Does any of this sound familiar? Dam operators in the Valley will be keeping a close eye on snowmelt this spring and summer, trying to time releases so that there’s enough room at Pine Flat, Friant, and San Luis to handle the inflows.
As of Sunday, San Luis Reservoir was at 98% of capacity, Pine Flat was 71%, and Friant was 61%, according to the California Department of Water Resources.
Swarms of Shallow Quakes at Mammoth
There’s yet another hydrologic factor that could have an impact on quakes, and that’s the movement of water seeping down from the earth’s surface into porous rock and affecting how that underground rock fits together — or creating conditions where the rock can start moving along a fault line.
Research by the U.S. Geological Survey that was published in 2019 tracked earthquake swarms near Mammoth Mountain with the rate of snowmelt as measured in creeks and streams and found that the rate of shallow earthquakes was 37% higher during wet seasons than drier ones.

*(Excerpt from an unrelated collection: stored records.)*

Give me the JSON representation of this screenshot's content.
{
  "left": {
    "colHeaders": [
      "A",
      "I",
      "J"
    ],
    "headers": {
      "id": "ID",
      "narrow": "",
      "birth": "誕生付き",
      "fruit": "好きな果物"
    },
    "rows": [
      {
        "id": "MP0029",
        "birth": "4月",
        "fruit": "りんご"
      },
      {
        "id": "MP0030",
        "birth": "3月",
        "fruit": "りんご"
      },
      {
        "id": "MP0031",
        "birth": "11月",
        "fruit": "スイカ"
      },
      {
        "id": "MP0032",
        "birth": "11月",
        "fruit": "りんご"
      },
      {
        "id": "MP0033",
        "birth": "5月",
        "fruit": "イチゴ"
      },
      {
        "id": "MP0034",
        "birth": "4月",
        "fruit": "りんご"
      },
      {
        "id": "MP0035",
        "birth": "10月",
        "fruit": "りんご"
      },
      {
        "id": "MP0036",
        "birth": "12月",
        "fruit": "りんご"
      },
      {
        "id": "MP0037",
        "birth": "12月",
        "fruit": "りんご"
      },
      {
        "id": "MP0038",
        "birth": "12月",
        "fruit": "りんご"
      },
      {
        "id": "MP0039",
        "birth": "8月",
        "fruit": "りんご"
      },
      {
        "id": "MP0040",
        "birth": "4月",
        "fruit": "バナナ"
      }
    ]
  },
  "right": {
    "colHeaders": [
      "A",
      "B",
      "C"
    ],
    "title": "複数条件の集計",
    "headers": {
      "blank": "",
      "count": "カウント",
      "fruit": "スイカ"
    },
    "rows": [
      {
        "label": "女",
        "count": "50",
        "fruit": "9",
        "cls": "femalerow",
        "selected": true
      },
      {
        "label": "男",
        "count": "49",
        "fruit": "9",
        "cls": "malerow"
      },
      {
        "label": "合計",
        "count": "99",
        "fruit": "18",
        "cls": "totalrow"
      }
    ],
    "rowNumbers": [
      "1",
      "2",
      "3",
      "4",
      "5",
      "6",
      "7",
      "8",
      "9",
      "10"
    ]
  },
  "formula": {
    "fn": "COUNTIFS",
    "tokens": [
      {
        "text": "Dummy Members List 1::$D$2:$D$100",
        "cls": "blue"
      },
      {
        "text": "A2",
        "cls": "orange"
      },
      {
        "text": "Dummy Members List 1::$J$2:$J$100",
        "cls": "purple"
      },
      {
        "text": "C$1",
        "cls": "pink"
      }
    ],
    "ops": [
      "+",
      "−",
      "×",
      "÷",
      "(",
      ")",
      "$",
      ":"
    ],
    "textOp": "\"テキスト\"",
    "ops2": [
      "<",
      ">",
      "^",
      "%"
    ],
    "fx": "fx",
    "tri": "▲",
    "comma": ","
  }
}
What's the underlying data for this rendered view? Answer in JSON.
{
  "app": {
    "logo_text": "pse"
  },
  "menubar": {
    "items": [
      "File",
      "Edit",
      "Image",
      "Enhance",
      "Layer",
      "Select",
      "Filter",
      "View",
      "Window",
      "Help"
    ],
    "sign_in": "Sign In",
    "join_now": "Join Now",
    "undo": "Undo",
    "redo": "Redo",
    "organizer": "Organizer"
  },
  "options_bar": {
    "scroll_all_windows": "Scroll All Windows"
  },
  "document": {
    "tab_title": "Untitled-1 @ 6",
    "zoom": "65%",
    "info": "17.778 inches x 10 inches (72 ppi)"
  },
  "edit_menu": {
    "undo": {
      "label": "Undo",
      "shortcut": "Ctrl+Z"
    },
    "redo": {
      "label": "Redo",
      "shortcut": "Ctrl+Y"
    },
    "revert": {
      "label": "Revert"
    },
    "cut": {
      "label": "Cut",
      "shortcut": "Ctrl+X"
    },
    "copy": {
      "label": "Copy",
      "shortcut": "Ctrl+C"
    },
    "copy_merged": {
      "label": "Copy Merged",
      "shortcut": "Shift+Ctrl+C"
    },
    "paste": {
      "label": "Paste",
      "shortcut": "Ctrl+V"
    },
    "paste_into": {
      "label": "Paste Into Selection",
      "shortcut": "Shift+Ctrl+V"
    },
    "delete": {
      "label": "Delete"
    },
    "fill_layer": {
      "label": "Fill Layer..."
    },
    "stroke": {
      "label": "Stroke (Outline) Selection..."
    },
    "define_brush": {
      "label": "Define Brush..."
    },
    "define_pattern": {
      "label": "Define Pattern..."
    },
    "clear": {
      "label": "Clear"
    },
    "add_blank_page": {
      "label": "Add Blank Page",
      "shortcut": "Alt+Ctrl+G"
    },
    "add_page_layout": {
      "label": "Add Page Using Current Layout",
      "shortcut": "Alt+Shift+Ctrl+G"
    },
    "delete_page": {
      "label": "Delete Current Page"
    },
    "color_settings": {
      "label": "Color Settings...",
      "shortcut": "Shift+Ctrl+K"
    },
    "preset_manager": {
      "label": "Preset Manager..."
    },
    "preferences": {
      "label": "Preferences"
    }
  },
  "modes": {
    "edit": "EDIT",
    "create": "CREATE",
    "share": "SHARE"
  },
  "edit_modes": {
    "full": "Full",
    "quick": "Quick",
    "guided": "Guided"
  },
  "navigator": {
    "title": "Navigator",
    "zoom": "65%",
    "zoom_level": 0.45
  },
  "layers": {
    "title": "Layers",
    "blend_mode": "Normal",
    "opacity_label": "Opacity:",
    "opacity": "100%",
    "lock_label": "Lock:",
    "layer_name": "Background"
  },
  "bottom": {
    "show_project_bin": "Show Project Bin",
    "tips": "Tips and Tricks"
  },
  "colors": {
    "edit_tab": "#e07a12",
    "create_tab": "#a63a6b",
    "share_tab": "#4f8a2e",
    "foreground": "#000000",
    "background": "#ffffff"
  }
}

Researcher Emily Montgomery-Brown and colleagues reviewed earthquake records dating back to 1984 and were able to establish a direct correlation between the amount of water channeling in mountain streams with the earthquake activity.
As the meltwater recharged underground aquifers, it changed the pore pressure of rocks 1 to 3 kilometers below the earth’s surface, the researchers learned.
“That’s a system where that water pressure effect is just really evident,” Bürgmann said. “But we don’t see that generally across California.”